- [Task to carry out]: Filter the entries, keeping every line with the word "next".

- [Extracted material]:
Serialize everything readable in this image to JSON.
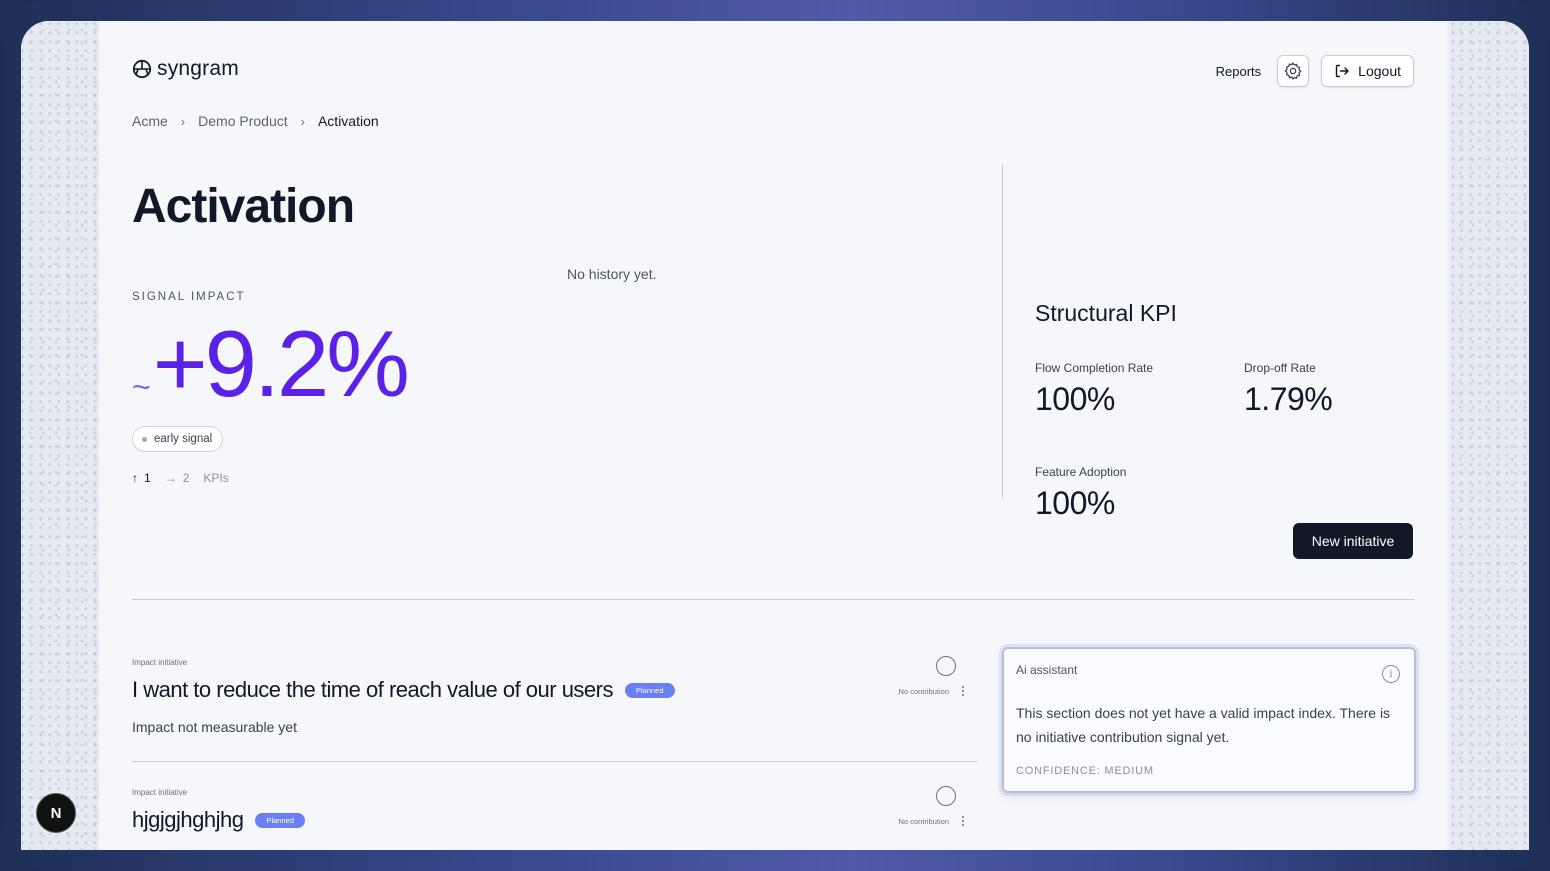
{
  "app": {
    "name": "syngram"
  },
  "header": {
    "reports_label": "Reports",
    "logout_label": "Logout"
  },
  "breadcrumb": [
    {
      "label": "Acme"
    },
    {
      "label": "Demo Product"
    },
    {
      "label": "Activation"
    }
  ],
  "page": {
    "title": "Activation"
  },
  "signal": {
    "label": "SIGNAL IMPACT",
    "tilde": "~",
    "value": "+9.2%",
    "status": "early signal",
    "kpis_up": "1",
    "kpis_flat": "2",
    "kpis_unit": "KPIs"
  },
  "history": {
    "empty_text": "No history yet."
  },
  "structural_kpi": {
    "title": "Structural KPI",
    "items": [
      {
        "label": "Flow Completion Rate",
        "value": "100%"
      },
      {
        "label": "Drop-off Rate",
        "value": "1.79%"
      },
      {
        "label": "Feature Adoption",
        "value": "100%"
      }
    ]
  },
  "actions": {
    "new_initiative": "New initiative"
  },
  "initiatives": [
    {
      "kind": "Impact initiative",
      "title": "I want to reduce the time of reach value of our users",
      "status": "Planned",
      "subtitle": "Impact not measurable yet",
      "contribution": "No contribution"
    },
    {
      "kind": "Impact initiative",
      "title": "hjgjgjhghjhg",
      "status": "Planned",
      "subtitle": "",
      "contribution": "No contribution"
    }
  ],
  "ai_assistant": {
    "label": "Ai assistant",
    "message": "This section does not yet have a valid impact index. There is no initiative contribution signal yet.",
    "confidence": "CONFIDENCE: MEDIUM"
  },
  "dev_badge": {
    "letter": "N"
  },
  "colors": {
    "accent": "#5b21e6",
    "badge": "#6b7ff2",
    "dark_button": "#111827"
  }
}
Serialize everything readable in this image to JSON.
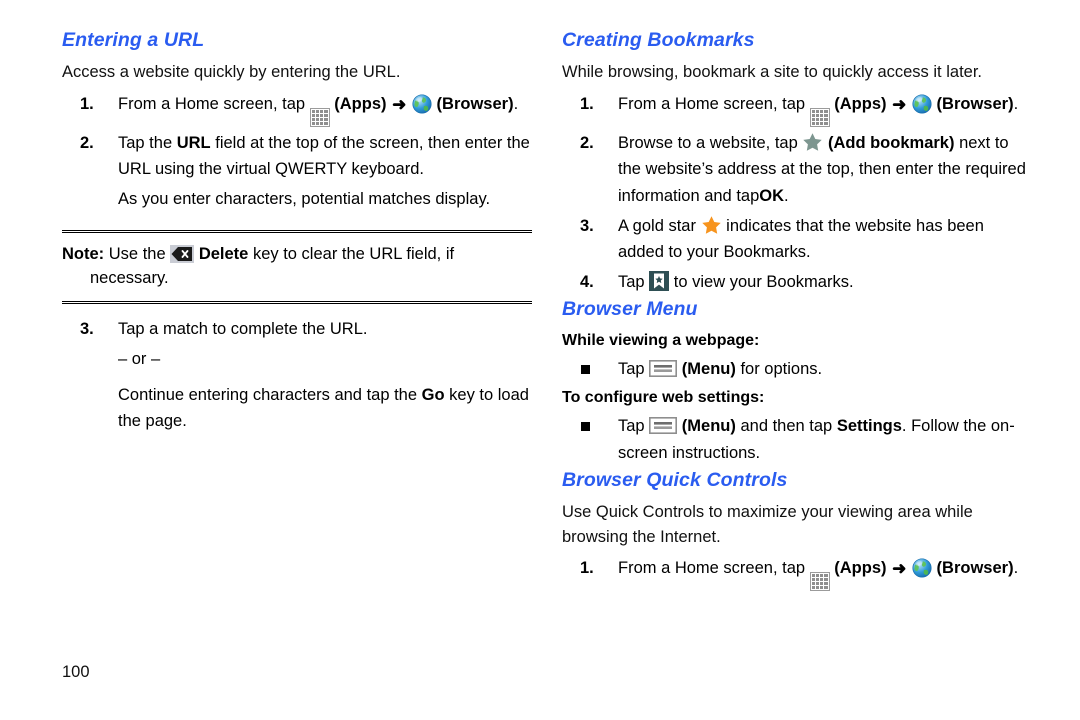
{
  "document": {
    "page_number": "100",
    "heading_color": "#2a5cf0"
  },
  "left_column": {
    "section1": {
      "title": "Entering a URL",
      "intro": "Access a website quickly by entering the URL.",
      "steps": [
        {
          "num": "1.",
          "part1": "From a Home screen, tap",
          "icon1": "apps-grid-icon",
          "label1": "(Apps)",
          "arrow": "➜",
          "icon2": "browser-globe-icon",
          "label2": "(Browser)",
          "tail": "."
        },
        {
          "num": "2.",
          "part1": "Tap the",
          "bold1": "URL",
          "part2": "field at the top of the screen, then enter the URL using the virtual QWERTY keyboard.",
          "follow": "As you enter characters, potential matches display."
        },
        {
          "num": "3.",
          "part1": "Tap a match to complete the URL.",
          "or": "– or –",
          "follow_pre": "Continue entering characters and tap the",
          "follow_bold": "Go",
          "follow_post": "key to load the page."
        }
      ],
      "note": {
        "label": "Note:",
        "pre": "Use the",
        "icon": "delete-key-icon",
        "bold": "Delete",
        "post": "key to clear the URL field, if",
        "line2": "necessary."
      }
    }
  },
  "right_column": {
    "section2": {
      "title": "Creating Bookmarks",
      "intro": "While browsing, bookmark a site to quickly access it later.",
      "steps": [
        {
          "num": "1.",
          "part1": "From a Home screen, tap",
          "icon1": "apps-grid-icon",
          "label1": "(Apps)",
          "arrow": "➜",
          "icon2": "browser-globe-icon",
          "label2": "(Browser)",
          "tail": "."
        },
        {
          "num": "2.",
          "part1": "Browse to a website, tap",
          "icon1": "add-bookmark-star-icon",
          "label1": "(Add bookmark)",
          "part2": "next to the website’s address at the top, then enter the required information and tap",
          "bold1": "OK",
          "tail": "."
        },
        {
          "num": "3.",
          "part1": "A gold star",
          "icon1": "gold-star-icon",
          "part2": "indicates that the website has been added to your Bookmarks."
        },
        {
          "num": "4.",
          "part1": "Tap",
          "icon1": "bookmarks-view-icon",
          "part2": "to view your Bookmarks."
        }
      ]
    },
    "section3": {
      "title": "Browser Menu",
      "subhead1": "While viewing a webpage:",
      "bullet1": {
        "pre": "Tap",
        "icon": "menu-icon",
        "label": "(Menu)",
        "post": "for options."
      },
      "subhead2": "To configure web settings:",
      "bullet2": {
        "pre": "Tap",
        "icon": "menu-icon",
        "label": "(Menu)",
        "mid": "and then tap",
        "bold": "Settings",
        "post": ". Follow the on-screen instructions."
      }
    },
    "section4": {
      "title": "Browser Quick Controls",
      "intro": "Use Quick Controls to maximize your viewing area while browsing the Internet.",
      "steps": [
        {
          "num": "1.",
          "part1": "From a Home screen, tap",
          "icon1": "apps-grid-icon",
          "label1": "(Apps)",
          "arrow": "➜",
          "icon2": "browser-globe-icon",
          "label2": "(Browser)",
          "tail": "."
        }
      ]
    }
  }
}
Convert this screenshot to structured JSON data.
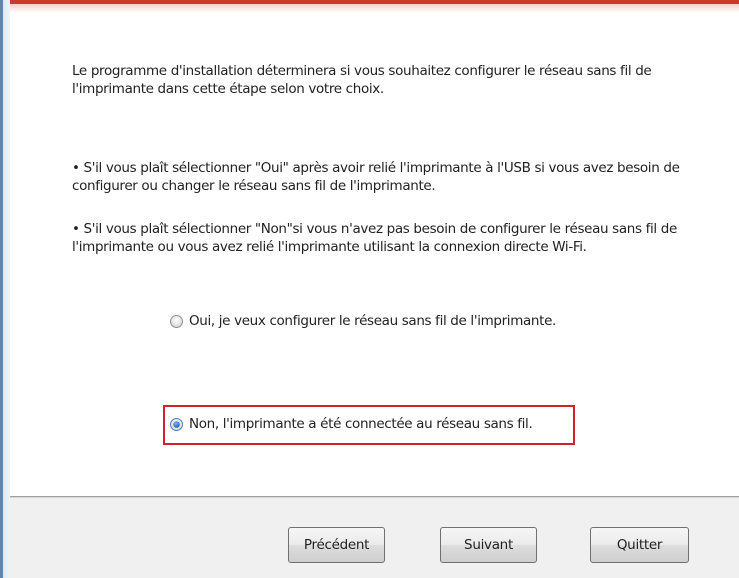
{
  "dialog": {
    "intro": "Le programme d'installation déterminera si vous souhaitez configurer le réseau sans fil de l'imprimante dans cette étape selon votre choix.",
    "bullet_oui": "• S'il vous plaît sélectionner \"Oui\" après avoir relié l'imprimante à l'USB si vous avez besoin de configurer ou changer le réseau sans fil de l'imprimante.",
    "bullet_non": "• S'il vous plaît sélectionner \"Non\"si vous n'avez pas besoin de configurer le réseau sans fil de l'imprimante ou vous avez relié l'imprimante utilisant la connexion directe Wi-Fi."
  },
  "options": {
    "oui": {
      "label": "Oui, je veux configurer le réseau sans fil de l'imprimante.",
      "selected": false
    },
    "non": {
      "label": "Non, l'imprimante a été connectée au réseau sans fil.",
      "selected": true
    }
  },
  "buttons": {
    "previous": "Précédent",
    "next": "Suivant",
    "quit": "Quitter"
  },
  "colors": {
    "highlight": "#d4202a",
    "radio_selected": "#2a6fc9"
  }
}
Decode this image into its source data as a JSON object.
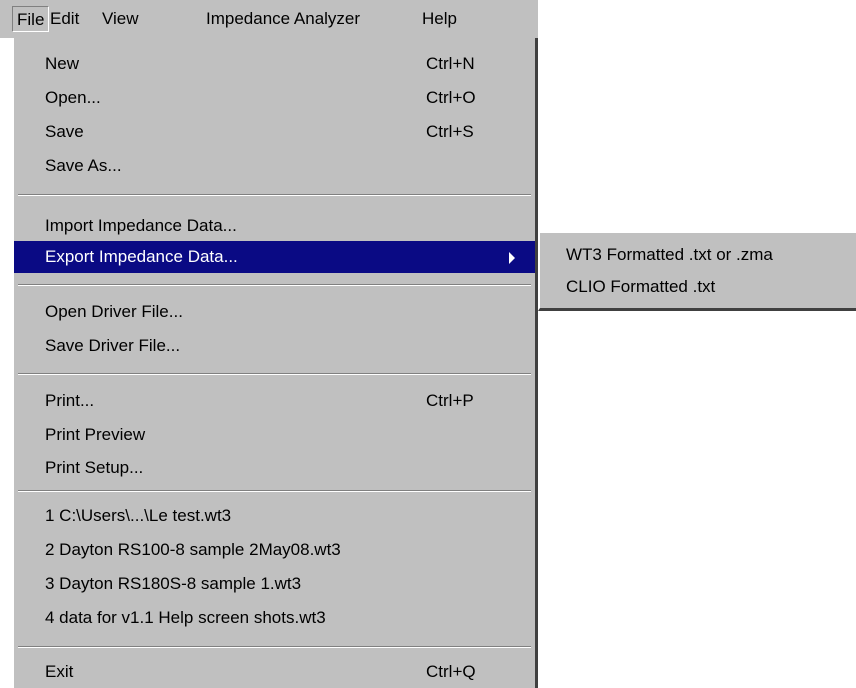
{
  "menubar": {
    "items": [
      {
        "label": "File"
      },
      {
        "label": "Edit"
      },
      {
        "label": "View"
      },
      {
        "label": "Impedance Analyzer"
      },
      {
        "label": "Help"
      }
    ],
    "open_menu": "File"
  },
  "file_menu": {
    "new": {
      "label": "New",
      "shortcut": "Ctrl+N"
    },
    "open": {
      "label": "Open...",
      "shortcut": "Ctrl+O"
    },
    "save": {
      "label": "Save",
      "shortcut": "Ctrl+S"
    },
    "save_as": {
      "label": "Save As..."
    },
    "import_impedance": {
      "label": "Import Impedance Data..."
    },
    "export_impedance": {
      "label": "Export Impedance Data...",
      "selected": true
    },
    "open_driver": {
      "label": "Open Driver File..."
    },
    "save_driver": {
      "label": "Save Driver File..."
    },
    "print": {
      "label": "Print...",
      "shortcut": "Ctrl+P"
    },
    "print_preview": {
      "label": "Print Preview"
    },
    "print_setup": {
      "label": "Print Setup..."
    },
    "recent_files": [
      {
        "label": "1 C:\\Users\\...\\Le test.wt3"
      },
      {
        "label": "2 Dayton RS100-8 sample 2May08.wt3"
      },
      {
        "label": "3 Dayton RS180S-8 sample 1.wt3"
      },
      {
        "label": "4 data for v1.1 Help screen shots.wt3"
      }
    ],
    "exit": {
      "label": "Exit",
      "shortcut": "Ctrl+Q"
    }
  },
  "export_submenu": {
    "items": [
      {
        "label": "WT3 Formatted .txt or .zma"
      },
      {
        "label": "CLIO Formatted .txt"
      }
    ]
  },
  "colors": {
    "menu_background": "#c0c0c0",
    "selection_background": "#0a0a84",
    "selection_text": "#ffffff"
  }
}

- [Exercise result]:
          "part2": "next to the website’s address at the top, then enter the required information and tap",
    "next": "Suivant",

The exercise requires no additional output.